The programme for 2020’s festival hasn’t yet been announced, but here’s a look at what was on last year:
Described as “far more than an ordinary film festival” by Artistic Director Geoff Bird, Hinterlands 2019 opened with a 50th anniversary screening of Ken Loach’s iconic Kes at Skipton Castle. A fitting opener, the Yorkshire-set film about a young boy and his kestrel was followed by a launch party open to all ticket-holders. From there Hinterlands took over Skipton’s 107-year-old Plaza Cinema for a run of classic and brand new films set in and celebrating rural landscapes.
The 2019 programme included recent blockbusting documentary Free Solo, about rock climber Alex Honnold attempts to scale the famed El Capitan rock face at Yosemite National Park without using a safety rope; Alice Rohrwacher’s magnificently mysterious Italian drama Happy as Lazzaro; and Francis Lee acclaimed God’s Own Country – an award-winning depiction of a romance between a young sheep farmer in Yorkshire and a Romanian migrant worker.
The isolation of woods and wilderness have inspired filmmakers forever, and last year, horror fans bunkered down with an all-night marathon scheduled to showcase all the darkness and menace of rural cinema.
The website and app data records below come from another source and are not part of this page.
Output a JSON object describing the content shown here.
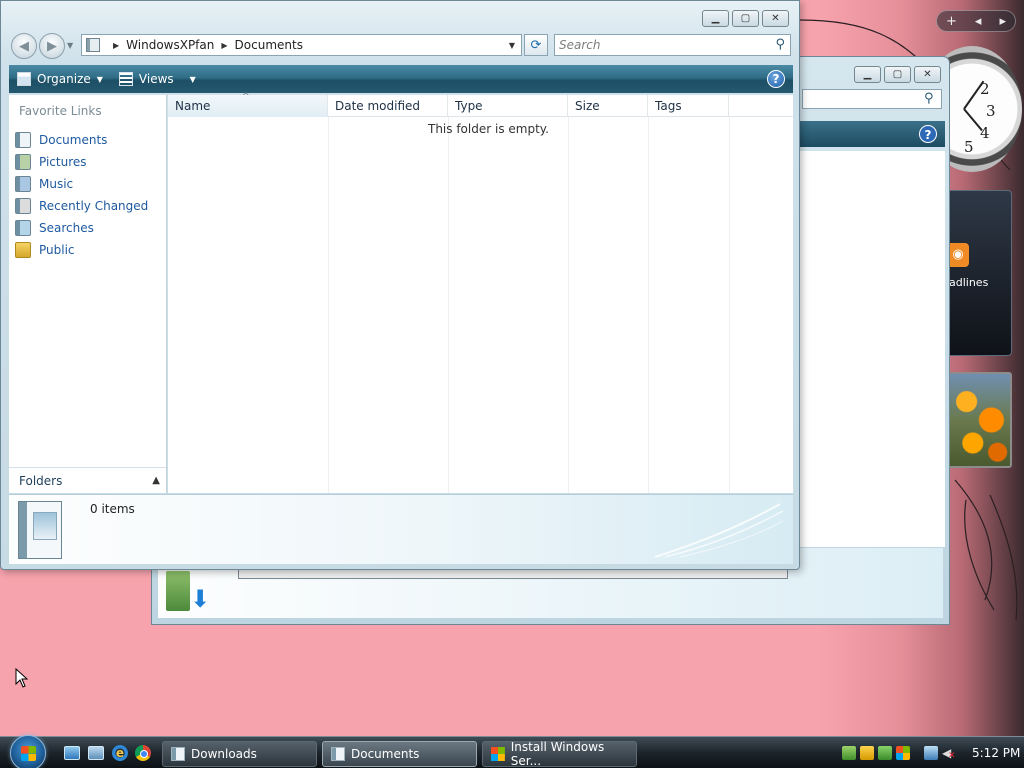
{
  "window": {
    "breadcrumb": [
      "WindowsXPfan",
      "Documents"
    ],
    "search_placeholder": "Search",
    "toolbar": {
      "organize": "Organize",
      "views": "Views"
    },
    "nav_pane": {
      "title": "Favorite Links",
      "items": [
        {
          "label": "Documents",
          "icon": "documents-folder-icon"
        },
        {
          "label": "Pictures",
          "icon": "pictures-folder-icon"
        },
        {
          "label": "Music",
          "icon": "music-folder-icon"
        },
        {
          "label": "Recently Changed",
          "icon": "recently-changed-icon"
        },
        {
          "label": "Searches",
          "icon": "searches-folder-icon"
        },
        {
          "label": "Public",
          "icon": "public-folder-icon"
        }
      ],
      "folders_label": "Folders"
    },
    "columns": [
      "Name",
      "Date modified",
      "Type",
      "Size",
      "Tags"
    ],
    "empty_message": "This folder is empty.",
    "details": {
      "item_count": "0 items"
    }
  },
  "background_window": {
    "gadget_rss_label": "adlines"
  },
  "taskbar": {
    "tasks": [
      {
        "label": "Downloads",
        "icon": "folder-icon"
      },
      {
        "label": "Documents",
        "icon": "folder-icon",
        "active": true
      },
      {
        "label": "Install Windows Ser...",
        "icon": "windows-icon"
      }
    ],
    "clock": "5:12 PM"
  },
  "colors": {
    "desktop": "#f7a3ad",
    "command_bar": "#2f6d87",
    "link": "#1e5aa0",
    "taskbar": "#1d252c"
  }
}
Things got a little lighter outside of the theatre, as Hinterlands invited audiences to camp out for a special screening of Wes Anderson’s pithy scouting comedy Moonrise Kingdom army marquee at Aireville Park, whilst a showing of Taika Waititi’s riotous Hunt for The Wilderpeople inspired a free treasure hunt.
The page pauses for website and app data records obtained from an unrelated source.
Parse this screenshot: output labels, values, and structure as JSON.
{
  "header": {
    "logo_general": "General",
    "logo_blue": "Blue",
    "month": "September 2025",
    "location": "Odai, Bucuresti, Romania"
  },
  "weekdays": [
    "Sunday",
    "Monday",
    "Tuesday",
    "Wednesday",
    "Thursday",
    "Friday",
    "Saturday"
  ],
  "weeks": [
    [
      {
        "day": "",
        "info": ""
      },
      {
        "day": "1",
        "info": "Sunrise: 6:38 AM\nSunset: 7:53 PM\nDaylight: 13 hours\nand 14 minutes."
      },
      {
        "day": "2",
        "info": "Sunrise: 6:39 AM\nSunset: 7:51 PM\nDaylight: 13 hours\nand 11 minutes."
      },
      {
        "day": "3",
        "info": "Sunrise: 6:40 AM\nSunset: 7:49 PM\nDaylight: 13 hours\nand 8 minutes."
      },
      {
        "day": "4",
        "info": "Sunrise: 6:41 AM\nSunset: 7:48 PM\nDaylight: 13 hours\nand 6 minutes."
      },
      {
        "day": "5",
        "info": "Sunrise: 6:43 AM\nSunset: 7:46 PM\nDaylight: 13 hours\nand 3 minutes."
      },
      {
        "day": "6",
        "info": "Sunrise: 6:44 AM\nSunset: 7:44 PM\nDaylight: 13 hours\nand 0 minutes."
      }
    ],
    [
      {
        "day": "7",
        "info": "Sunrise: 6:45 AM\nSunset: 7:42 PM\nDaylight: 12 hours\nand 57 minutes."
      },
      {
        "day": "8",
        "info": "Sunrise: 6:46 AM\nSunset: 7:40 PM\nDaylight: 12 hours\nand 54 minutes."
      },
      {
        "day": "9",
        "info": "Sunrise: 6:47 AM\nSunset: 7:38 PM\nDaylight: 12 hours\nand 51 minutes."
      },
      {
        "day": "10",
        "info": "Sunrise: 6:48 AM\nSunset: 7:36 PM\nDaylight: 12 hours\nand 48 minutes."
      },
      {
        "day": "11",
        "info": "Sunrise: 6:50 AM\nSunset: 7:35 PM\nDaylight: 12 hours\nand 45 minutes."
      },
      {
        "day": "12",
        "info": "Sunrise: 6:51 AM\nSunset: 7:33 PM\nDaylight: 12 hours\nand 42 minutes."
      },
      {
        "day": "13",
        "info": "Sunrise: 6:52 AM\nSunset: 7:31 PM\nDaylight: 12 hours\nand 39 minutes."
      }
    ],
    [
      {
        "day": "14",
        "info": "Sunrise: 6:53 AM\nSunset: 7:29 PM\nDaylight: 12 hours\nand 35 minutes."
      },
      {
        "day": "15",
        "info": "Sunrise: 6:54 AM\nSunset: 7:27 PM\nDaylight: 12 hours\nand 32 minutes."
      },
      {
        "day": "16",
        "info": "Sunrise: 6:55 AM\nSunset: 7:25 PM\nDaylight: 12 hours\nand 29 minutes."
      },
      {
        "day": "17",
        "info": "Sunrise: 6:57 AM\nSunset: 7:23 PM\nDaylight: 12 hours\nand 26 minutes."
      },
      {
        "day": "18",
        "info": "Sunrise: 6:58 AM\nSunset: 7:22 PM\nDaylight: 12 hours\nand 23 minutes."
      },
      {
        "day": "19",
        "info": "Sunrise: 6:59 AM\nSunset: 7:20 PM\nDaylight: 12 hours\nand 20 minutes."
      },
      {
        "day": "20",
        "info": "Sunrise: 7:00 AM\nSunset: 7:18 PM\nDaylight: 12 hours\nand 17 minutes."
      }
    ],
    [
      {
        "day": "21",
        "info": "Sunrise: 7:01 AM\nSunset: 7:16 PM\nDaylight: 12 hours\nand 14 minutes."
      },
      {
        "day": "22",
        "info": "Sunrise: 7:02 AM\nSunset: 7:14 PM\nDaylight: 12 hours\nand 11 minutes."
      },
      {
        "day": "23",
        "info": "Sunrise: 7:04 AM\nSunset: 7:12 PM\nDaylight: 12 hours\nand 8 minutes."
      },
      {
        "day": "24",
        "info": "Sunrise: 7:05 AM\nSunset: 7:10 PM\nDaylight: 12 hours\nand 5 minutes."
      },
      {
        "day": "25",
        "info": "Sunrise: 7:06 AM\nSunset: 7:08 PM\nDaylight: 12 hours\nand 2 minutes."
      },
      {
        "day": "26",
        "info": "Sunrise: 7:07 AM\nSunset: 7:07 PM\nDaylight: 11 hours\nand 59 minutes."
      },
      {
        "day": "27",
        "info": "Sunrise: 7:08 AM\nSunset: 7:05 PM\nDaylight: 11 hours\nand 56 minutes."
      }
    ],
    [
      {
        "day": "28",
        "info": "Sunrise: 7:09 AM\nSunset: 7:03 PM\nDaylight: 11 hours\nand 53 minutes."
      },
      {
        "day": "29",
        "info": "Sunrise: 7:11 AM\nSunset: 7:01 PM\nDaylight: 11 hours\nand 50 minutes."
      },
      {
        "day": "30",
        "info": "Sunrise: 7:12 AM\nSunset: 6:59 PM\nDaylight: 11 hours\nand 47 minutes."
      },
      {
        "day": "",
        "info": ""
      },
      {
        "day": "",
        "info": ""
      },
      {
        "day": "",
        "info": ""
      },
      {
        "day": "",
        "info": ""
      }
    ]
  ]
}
Poignantly – and somewhat joyfully – Skipton Plaza Cinema hosted an interactive sing-along of the Doris Day classic, Calamity Jane.
Beyond the films themselves, festivalgoers gleaned wisdom from industry professionals as Geoff Bird hosted a discussion featuring a panel of award-winning location experts. Meanwhile, there was a chance to get hands-on with a stage combat workshop, and an Animation Workshop hosted by Wallace and Gromit animator Virpi Kettu where budding creatives created their own stop motion animations based on films inspired by Skipton’s local cinematic scenery.